:: Task input ::
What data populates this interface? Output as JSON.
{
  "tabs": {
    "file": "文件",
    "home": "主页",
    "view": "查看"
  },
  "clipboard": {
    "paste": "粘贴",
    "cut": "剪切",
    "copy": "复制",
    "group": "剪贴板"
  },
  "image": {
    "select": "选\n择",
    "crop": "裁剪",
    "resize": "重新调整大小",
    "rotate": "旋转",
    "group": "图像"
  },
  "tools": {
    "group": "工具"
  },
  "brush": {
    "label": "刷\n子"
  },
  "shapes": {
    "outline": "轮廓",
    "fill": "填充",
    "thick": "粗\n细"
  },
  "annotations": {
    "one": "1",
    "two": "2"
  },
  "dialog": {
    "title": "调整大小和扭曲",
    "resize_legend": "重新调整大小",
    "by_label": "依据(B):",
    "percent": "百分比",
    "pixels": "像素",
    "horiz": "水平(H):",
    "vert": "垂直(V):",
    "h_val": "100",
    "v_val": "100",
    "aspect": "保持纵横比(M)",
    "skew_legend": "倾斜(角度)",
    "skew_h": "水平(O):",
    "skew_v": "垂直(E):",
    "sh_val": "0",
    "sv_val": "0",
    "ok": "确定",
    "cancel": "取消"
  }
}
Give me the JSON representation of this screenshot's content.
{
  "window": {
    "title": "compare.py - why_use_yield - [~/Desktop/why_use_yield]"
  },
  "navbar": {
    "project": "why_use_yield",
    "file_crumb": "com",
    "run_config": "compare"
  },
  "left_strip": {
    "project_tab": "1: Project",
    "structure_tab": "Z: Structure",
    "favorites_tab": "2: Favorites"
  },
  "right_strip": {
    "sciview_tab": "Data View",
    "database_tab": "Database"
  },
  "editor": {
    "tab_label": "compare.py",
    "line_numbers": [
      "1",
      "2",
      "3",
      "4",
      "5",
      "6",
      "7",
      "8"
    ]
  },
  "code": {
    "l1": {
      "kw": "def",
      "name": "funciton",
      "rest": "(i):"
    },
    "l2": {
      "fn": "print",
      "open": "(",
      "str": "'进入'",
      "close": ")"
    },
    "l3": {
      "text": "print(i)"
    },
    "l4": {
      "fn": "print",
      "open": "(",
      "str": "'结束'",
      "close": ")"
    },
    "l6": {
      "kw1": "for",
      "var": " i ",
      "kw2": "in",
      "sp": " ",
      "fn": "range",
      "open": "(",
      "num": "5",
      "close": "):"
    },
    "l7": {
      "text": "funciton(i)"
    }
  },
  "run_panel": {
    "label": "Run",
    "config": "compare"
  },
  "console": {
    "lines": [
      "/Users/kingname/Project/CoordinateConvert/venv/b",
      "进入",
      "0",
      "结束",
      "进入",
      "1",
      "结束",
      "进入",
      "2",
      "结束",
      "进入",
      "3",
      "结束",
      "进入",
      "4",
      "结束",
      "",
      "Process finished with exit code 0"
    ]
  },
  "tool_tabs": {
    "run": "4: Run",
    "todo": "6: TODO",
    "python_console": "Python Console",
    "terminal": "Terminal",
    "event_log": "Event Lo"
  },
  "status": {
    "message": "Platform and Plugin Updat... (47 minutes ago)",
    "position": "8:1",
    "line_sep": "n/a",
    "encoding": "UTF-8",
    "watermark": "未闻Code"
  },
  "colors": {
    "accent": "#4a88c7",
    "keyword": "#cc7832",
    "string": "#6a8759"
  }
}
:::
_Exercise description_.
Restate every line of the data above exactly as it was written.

_Task output_.
What data populates this interface? Output as JSON.
{
  "tabs": {
    "file": "文件",
    "home": "主页",
    "view": "查看"
  },
  "clipboard": {
    "paste": "粘贴",
    "cut": "剪切",
    "copy": "复制",
    "group": "剪贴板"
  },
  "image": {
    "select": "选\n择",
    "crop": "裁剪",
    "resize": "重新调整大小",
    "rotate": "旋转",
    "group": "图像"
  },
  "tools": {
    "group": "工具"
  },
  "brush": {
    "label": "刷\n子"
  },
  "shapes": {
    "outline": "轮廓",
    "fill": "填充",
    "thick": "粗\n细"
  },
  "annotations": {
    "one": "1",
    "two": "2"
  },
  "dialog": {
    "title": "调整大小和扭曲",
    "resize_legend": "重新调整大小",
    "by_label": "依据(B):",
    "percent": "百分比",
    "pixels": "像素",
    "horiz": "水平(H):",
    "vert": "垂直(V):",
    "h_val": "100",
    "v_val": "100",
    "aspect": "保持纵横比(M)",
    "skew_legend": "倾斜(角度)",
    "skew_h": "水平(O):",
    "skew_v": "垂直(E):",
    "sh_val": "0",
    "sv_val": "0",
    "ok": "确定",
    "cancel": "取消"
  }
}
Give me the JSON representation of this screenshot's content.
{
  "window": {
    "title": "compare.py - why_use_yield - [~/Desktop/why_use_yield]"
  },
  "navbar": {
    "project": "why_use_yield",
    "file_crumb": "com",
    "run_config": "compare"
  },
  "left_strip": {
    "project_tab": "1: Project",
    "structure_tab": "Z: Structure",
    "favorites_tab": "2: Favorites"
  },
  "right_strip": {
    "sciview_tab": "Data View",
    "database_tab": "Database"
  },
  "editor": {
    "tab_label": "compare.py",
    "line_numbers": [
      "1",
      "2",
      "3",
      "4",
      "5",
      "6",
      "7",
      "8"
    ]
  },
  "code": {
    "l1": {
      "kw": "def",
      "name": "funciton",
      "rest": "(i):"
    },
    "l2": {
      "fn": "print",
      "open": "(",
      "str": "'进入'",
      "close": ")"
    },
    "l3": {
      "text": "print(i)"
    },
    "l4": {
      "fn": "print",
      "open": "(",
      "str": "'结束'",
      "close": ")"
    },
    "l6": {
      "kw1": "for",
      "var": " i ",
      "kw2": "in",
      "sp": " ",
      "fn": "range",
      "open": "(",
      "num": "5",
      "close": "):"
    },
    "l7": {
      "text": "funciton(i)"
    }
  },
  "run_panel": {
    "label": "Run",
    "config": "compare"
  },
  "console": {
    "lines": [
      "/Users/kingname/Project/CoordinateConvert/venv/b",
      "进入",
      "0",
      "结束",
      "进入",
      "1",
      "结束",
      "进入",
      "2",
      "结束",
      "进入",
      "3",
      "结束",
      "进入",
      "4",
      "结束",
      "",
      "Process finished with exit code 0"
    ]
  },
  "tool_tabs": {
    "run": "4: Run",
    "todo": "6: TODO",
    "python_console": "Python Console",
    "terminal": "Terminal",
    "event_log": "Event Lo"
  },
  "status": {
    "message": "Platform and Plugin Updat... (47 minutes ago)",
    "position": "8:1",
    "line_sep": "n/a",
    "encoding": "UTF-8",
    "watermark": "未闻Code"
  },
  "colors": {
    "accent": "#4a88c7",
    "keyword": "#cc7832",
    "string": "#6a8759"
  }
}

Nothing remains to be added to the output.